_Entries provided_:
━━━━━━

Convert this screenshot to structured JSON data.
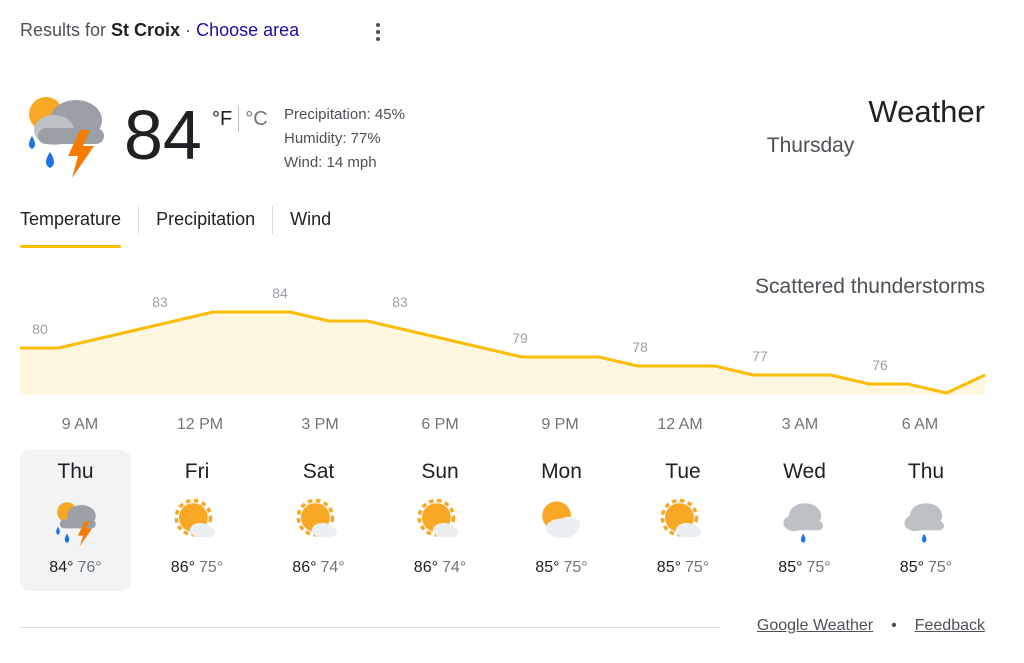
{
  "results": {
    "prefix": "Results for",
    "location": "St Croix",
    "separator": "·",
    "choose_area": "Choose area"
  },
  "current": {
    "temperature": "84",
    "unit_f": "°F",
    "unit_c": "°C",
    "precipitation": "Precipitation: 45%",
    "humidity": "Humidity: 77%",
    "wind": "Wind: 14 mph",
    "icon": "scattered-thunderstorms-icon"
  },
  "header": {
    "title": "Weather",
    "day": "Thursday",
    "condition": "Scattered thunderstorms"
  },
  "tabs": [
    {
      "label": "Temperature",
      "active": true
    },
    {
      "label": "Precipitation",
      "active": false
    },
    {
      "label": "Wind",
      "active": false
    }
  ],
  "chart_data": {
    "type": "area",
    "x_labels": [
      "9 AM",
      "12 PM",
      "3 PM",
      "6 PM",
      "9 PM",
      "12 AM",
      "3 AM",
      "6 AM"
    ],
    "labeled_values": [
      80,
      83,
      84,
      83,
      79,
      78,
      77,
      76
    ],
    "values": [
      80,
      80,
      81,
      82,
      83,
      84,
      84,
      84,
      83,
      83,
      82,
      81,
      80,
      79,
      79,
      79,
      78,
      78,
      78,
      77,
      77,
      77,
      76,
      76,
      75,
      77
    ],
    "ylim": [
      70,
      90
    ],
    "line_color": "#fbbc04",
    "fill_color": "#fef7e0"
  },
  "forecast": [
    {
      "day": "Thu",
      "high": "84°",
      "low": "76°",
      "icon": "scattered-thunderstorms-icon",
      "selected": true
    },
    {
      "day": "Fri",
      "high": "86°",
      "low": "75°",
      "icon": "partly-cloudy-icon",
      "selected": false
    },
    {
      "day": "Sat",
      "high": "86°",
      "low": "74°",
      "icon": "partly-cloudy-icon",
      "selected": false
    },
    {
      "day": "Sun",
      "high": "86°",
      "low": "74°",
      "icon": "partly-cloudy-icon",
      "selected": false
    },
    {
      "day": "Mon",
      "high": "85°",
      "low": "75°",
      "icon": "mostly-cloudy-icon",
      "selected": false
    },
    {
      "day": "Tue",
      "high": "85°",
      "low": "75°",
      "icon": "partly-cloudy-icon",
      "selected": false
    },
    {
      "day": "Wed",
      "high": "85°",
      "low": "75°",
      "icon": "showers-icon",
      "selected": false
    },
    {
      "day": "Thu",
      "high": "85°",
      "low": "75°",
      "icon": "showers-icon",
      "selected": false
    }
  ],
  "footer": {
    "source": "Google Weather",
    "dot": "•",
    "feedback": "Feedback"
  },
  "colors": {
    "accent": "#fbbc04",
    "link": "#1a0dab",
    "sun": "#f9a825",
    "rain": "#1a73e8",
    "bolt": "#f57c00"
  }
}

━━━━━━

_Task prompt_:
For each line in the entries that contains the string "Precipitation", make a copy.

_Solved problem_:
    "precipitation": "Precipitation: 45%",
      "label": "Precipitation",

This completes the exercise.